The NGAD stealth fighter seems like it really give the US Air Force a big advantage over nations like Russia, China, Iran, and North Korea. But what will it cost? Wars have always been expensive to fight. But the costs of many 21st century platforms run exponentially higher – so much so that some U.S. lawmakers routinely ask whether the weapons are worth the price. The per-unit cost of the Lockheed Martin F-35 Lightning II has long been one focus of debate. Supporters of the system tout the aircraft’s advanced capabilities. Its detractors counter that there are more affordable alternatives.
Incredibly Effective and Very Expensive

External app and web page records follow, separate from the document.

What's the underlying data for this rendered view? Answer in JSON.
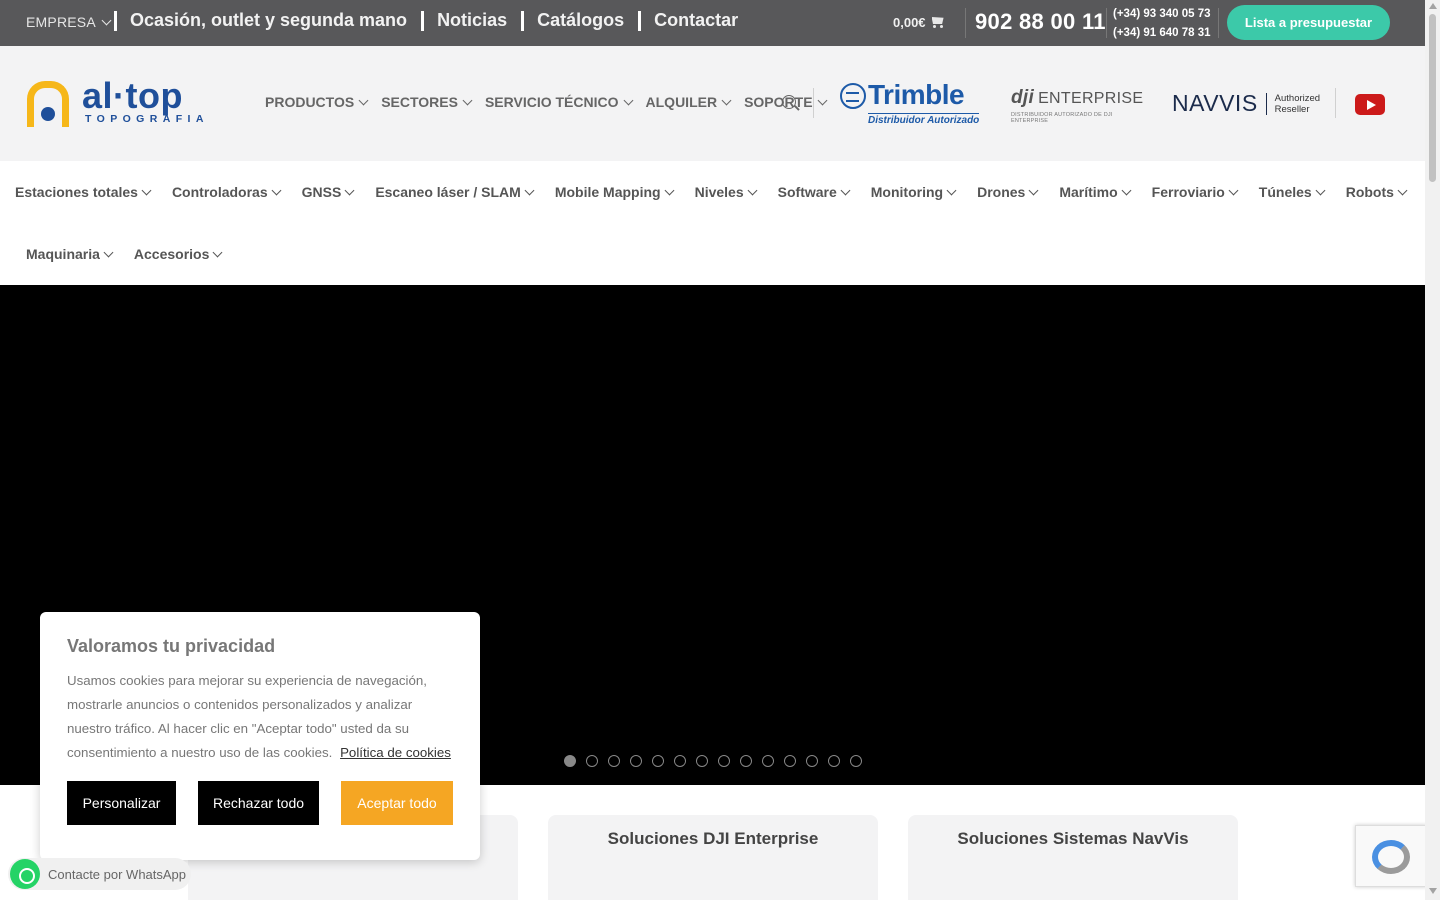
{
  "topbar": {
    "empresa": "EMPRESA",
    "links": [
      "Ocasión, outlet y segunda mano",
      "Noticias",
      "Catálogos",
      "Contactar"
    ],
    "cart_total": "0,00€",
    "phone_main": "902 88 00 11",
    "phone_1": "(+34) 93 340 05 73",
    "phone_2": "(+34) 91 640 78 31",
    "quote_button": "Lista a presupuestar"
  },
  "header": {
    "logo_name": "al·top",
    "logo_sub": "TOPOGRAFIA",
    "nav": [
      "PRODUCTOS",
      "SECTORES",
      "SERVICIO TÉCNICO",
      "ALQUILER",
      "SOPORTE"
    ],
    "trimble_name": "Trimble",
    "trimble_sub": "Distribuidor Autorizado",
    "dji_brand": "dji",
    "dji_name": "ENTERPRISE",
    "dji_sub": "DISTRIBUIDOR AUTORIZADO DE DJI ENTERPRISE",
    "navvis_name": "NAVVIS",
    "navvis_sub_1": "Authorized",
    "navvis_sub_2": "Reseller"
  },
  "categories": {
    "row1": [
      "Estaciones totales",
      "Controladoras",
      "GNSS",
      "Escaneo láser / SLAM",
      "Mobile Mapping",
      "Niveles",
      "Software",
      "Monitoring",
      "Drones",
      "Marítimo",
      "Ferroviario",
      "Túneles",
      "Robots"
    ],
    "row2": [
      "Maquinaria",
      "Accesorios"
    ]
  },
  "slider": {
    "slide_count": 14,
    "active_slide": 1
  },
  "cards": [
    "Soluciones DJI Enterprise",
    "Soluciones Sistemas NavVis"
  ],
  "cookie": {
    "title": "Valoramos tu privacidad",
    "text": "Usamos cookies para mejorar su experiencia de navegación, mostrarle anuncios o contenidos personalizados y analizar nuestro tráfico. Al hacer clic en \"Aceptar todo\" usted da su consentimiento a nuestro uso de las cookies.",
    "link": "Política de cookies",
    "btn_customize": "Personalizar",
    "btn_reject": "Rechazar todo",
    "btn_accept": "Aceptar todo"
  },
  "whatsapp": "Contacte por WhatsApp",
  "colors": {
    "topbar": "#58585a",
    "accent_green": "#3cc9a9",
    "brand_blue": "#1f4f9a",
    "brand_yellow": "#f6b719",
    "accept_orange": "#f5a623"
  }
}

Such a debate is already starting to snare the U.S. Air Force’s Next Generation Air Dominance future fighter program, or NGAD, which is on track to become the most expensive aircraft program in history. The fighter could serve as the centerpiece of a family of systems that eventually succeeds the Lockheed Martin F-22 Raptor. But each of the semi-autonomous aircraft could cost hundreds of millions of dollars.

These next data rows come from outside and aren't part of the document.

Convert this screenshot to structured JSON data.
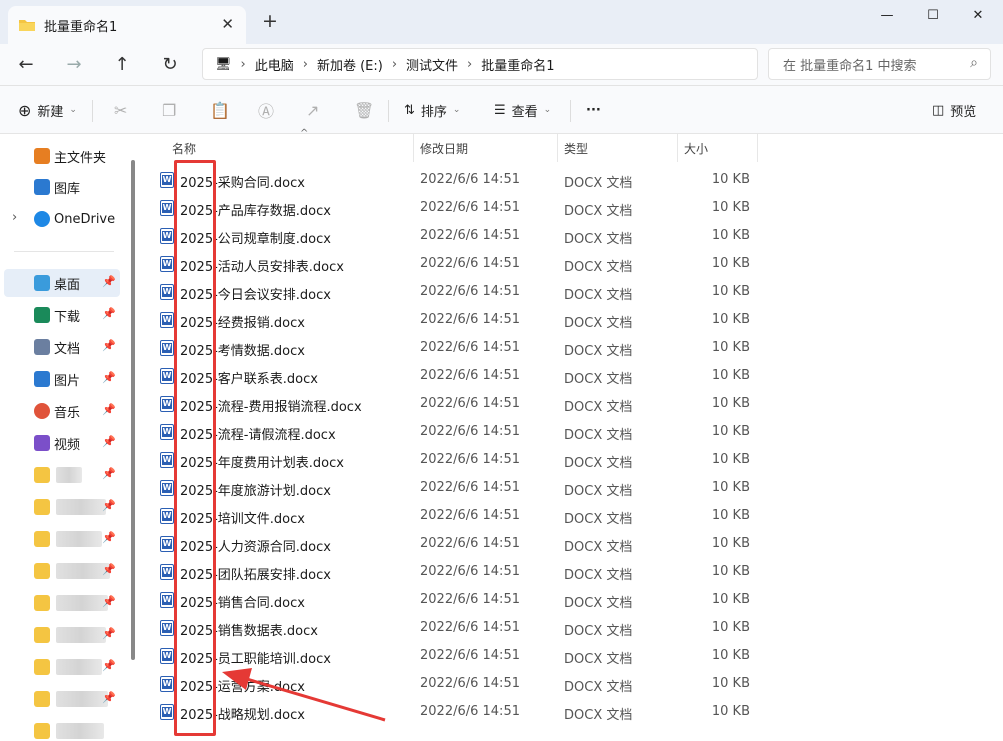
{
  "window": {
    "tab_title": "批量重命名1",
    "new_tab": "+"
  },
  "nav": {
    "breadcrumbs": [
      "此电脑",
      "新加卷 (E:)",
      "测试文件",
      "批量重命名1"
    ],
    "search_placeholder": "在 批量重命名1 中搜索"
  },
  "toolbar": {
    "new_label": "新建",
    "sort_label": "排序",
    "view_label": "查看",
    "more_label": "···",
    "preview_label": "预览"
  },
  "sidebar": {
    "top_items": [
      {
        "label": "主文件夹",
        "icon": "home-icon",
        "color": "#e67e22"
      },
      {
        "label": "图库",
        "icon": "gallery-icon",
        "color": "#2b79d0"
      },
      {
        "label": "OneDrive",
        "icon": "cloud-icon",
        "color": "#1e88e5"
      }
    ],
    "pinned": [
      {
        "label": "桌面",
        "icon": "desktop-icon",
        "color": "#3a9bdc"
      },
      {
        "label": "下载",
        "icon": "download-icon",
        "color": "#1a8a5a"
      },
      {
        "label": "文档",
        "icon": "document-icon",
        "color": "#6b7fa0"
      },
      {
        "label": "图片",
        "icon": "picture-icon",
        "color": "#2b79d0"
      },
      {
        "label": "音乐",
        "icon": "music-icon",
        "color": "#e0533a"
      },
      {
        "label": "视频",
        "icon": "video-icon",
        "color": "#7b4fc9"
      }
    ]
  },
  "columns": {
    "name": "名称",
    "date": "修改日期",
    "type": "类型",
    "size": "大小"
  },
  "files": [
    {
      "name": "2025-采购合同.docx",
      "date": "2022/6/6 14:51",
      "type": "DOCX 文档",
      "size": "10 KB"
    },
    {
      "name": "2025-产品库存数据.docx",
      "date": "2022/6/6 14:51",
      "type": "DOCX 文档",
      "size": "10 KB"
    },
    {
      "name": "2025-公司规章制度.docx",
      "date": "2022/6/6 14:51",
      "type": "DOCX 文档",
      "size": "10 KB"
    },
    {
      "name": "2025-活动人员安排表.docx",
      "date": "2022/6/6 14:51",
      "type": "DOCX 文档",
      "size": "10 KB"
    },
    {
      "name": "2025-今日会议安排.docx",
      "date": "2022/6/6 14:51",
      "type": "DOCX 文档",
      "size": "10 KB"
    },
    {
      "name": "2025-经费报销.docx",
      "date": "2022/6/6 14:51",
      "type": "DOCX 文档",
      "size": "10 KB"
    },
    {
      "name": "2025-考情数据.docx",
      "date": "2022/6/6 14:51",
      "type": "DOCX 文档",
      "size": "10 KB"
    },
    {
      "name": "2025-客户联系表.docx",
      "date": "2022/6/6 14:51",
      "type": "DOCX 文档",
      "size": "10 KB"
    },
    {
      "name": "2025-流程-费用报销流程.docx",
      "date": "2022/6/6 14:51",
      "type": "DOCX 文档",
      "size": "10 KB"
    },
    {
      "name": "2025-流程-请假流程.docx",
      "date": "2022/6/6 14:51",
      "type": "DOCX 文档",
      "size": "10 KB"
    },
    {
      "name": "2025-年度费用计划表.docx",
      "date": "2022/6/6 14:51",
      "type": "DOCX 文档",
      "size": "10 KB"
    },
    {
      "name": "2025-年度旅游计划.docx",
      "date": "2022/6/6 14:51",
      "type": "DOCX 文档",
      "size": "10 KB"
    },
    {
      "name": "2025-培训文件.docx",
      "date": "2022/6/6 14:51",
      "type": "DOCX 文档",
      "size": "10 KB"
    },
    {
      "name": "2025-人力资源合同.docx",
      "date": "2022/6/6 14:51",
      "type": "DOCX 文档",
      "size": "10 KB"
    },
    {
      "name": "2025-团队拓展安排.docx",
      "date": "2022/6/6 14:51",
      "type": "DOCX 文档",
      "size": "10 KB"
    },
    {
      "name": "2025-销售合同.docx",
      "date": "2022/6/6 14:51",
      "type": "DOCX 文档",
      "size": "10 KB"
    },
    {
      "name": "2025-销售数据表.docx",
      "date": "2022/6/6 14:51",
      "type": "DOCX 文档",
      "size": "10 KB"
    },
    {
      "name": "2025-员工职能培训.docx",
      "date": "2022/6/6 14:51",
      "type": "DOCX 文档",
      "size": "10 KB"
    },
    {
      "name": "2025-运营方案.docx",
      "date": "2022/6/6 14:51",
      "type": "DOCX 文档",
      "size": "10 KB"
    },
    {
      "name": "2025-战略规划.docx",
      "date": "2022/6/6 14:51",
      "type": "DOCX 文档",
      "size": "10 KB"
    }
  ],
  "annotation_color": "#e53935"
}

During a House Armed Services Committee last week, Air Force Secretary Frank Kendall found himself in the hot seat as lawmakers questioned him about the total cost of the aircraft, which is still under development. Kendall couldn’t specify the exact cost of an individual aircraft, but he did say it could reach multiple hundreds of millions of dollars. It is likely to cost at least twice as much as the F-35, which had a price tag of around $80 million each.
“This is a number that’s going to get your attention,” Kendall said. “It’s going to be an expensive airplane.”
Kendall was quick to note that the NGAD would be an “incredibly effective” aircraft, though it would need to be accompanied by other, less expensive platforms that could extend its reach in combat. Those platforms would likely include a team of autonomous drones dubbed loyal wingmen.
The Air Force has invested more than $2.5 billion in the NGAD program since 2018, and that number is likely to climb to at least $9 billion by 2026.
More Than an Aircraft
The still-evolving sixth-generation system is more than just an advanced aircraft. The NGAD, as noted, is a family of systems that are being developed to collaboratively gain air dominance in combat. The systems might include at least one crewed aircraft along with an undisclosed number of non-crewed drones or other aircraft. The aircraft will be further complemented with optionally crewed platforms, missiles, pods, and off-board capabilities.
Some of the flying escorts might be equipped with additional sensors or more weapons, while others might provide electronic or ground-attack capabilities. This is meant to provide greater agility and capability to the NGAD, allowing the various systems to break through enemy defenses and maintain air superiority in a future battlespace.
The NGAD program was initiated in the early 2010s to develop an air superiority system for the 2030s. As it evolved, it moved away from a single aircraft, and toward a suite of systems. The program also aims to develop several key technologies in areas that include propulsion; stealth; advanced weapons; digital design, including CAD-based engineering; and thermal management of aircraft signature.
Holding Costs Down
Efforts have been made to hold sustainment costs down in the long term, Kendall told lawmakers last week. That was being done by incorporating modular designs and interfaces already in use by the U.S. military, in order to ensure ease of upgrades and maintenance. Such efforts could also lead to competition within the defense industrial base sector, which could further drive down costs.
“It’s worth the time and the effort in the earlier phases of a program like NGAD to get those things right because you’re going to pay for what you did much later in sustainment, with much bigger dollars,” Kendall said. “And from what I’ve seen of the NGAD program so far, that approach has been taken.”
Now a Senior Editor for 1945, Peter Suciu is a Michigan-based writer who has contributed to more than four dozen magazines, newspapers and websites. He regularly writes about military hardware, and is the author of several books on military headgear including A Gallery of Military Headdress, which is available on Amazon.com. Peter is also a Contributing Writer for Forbes.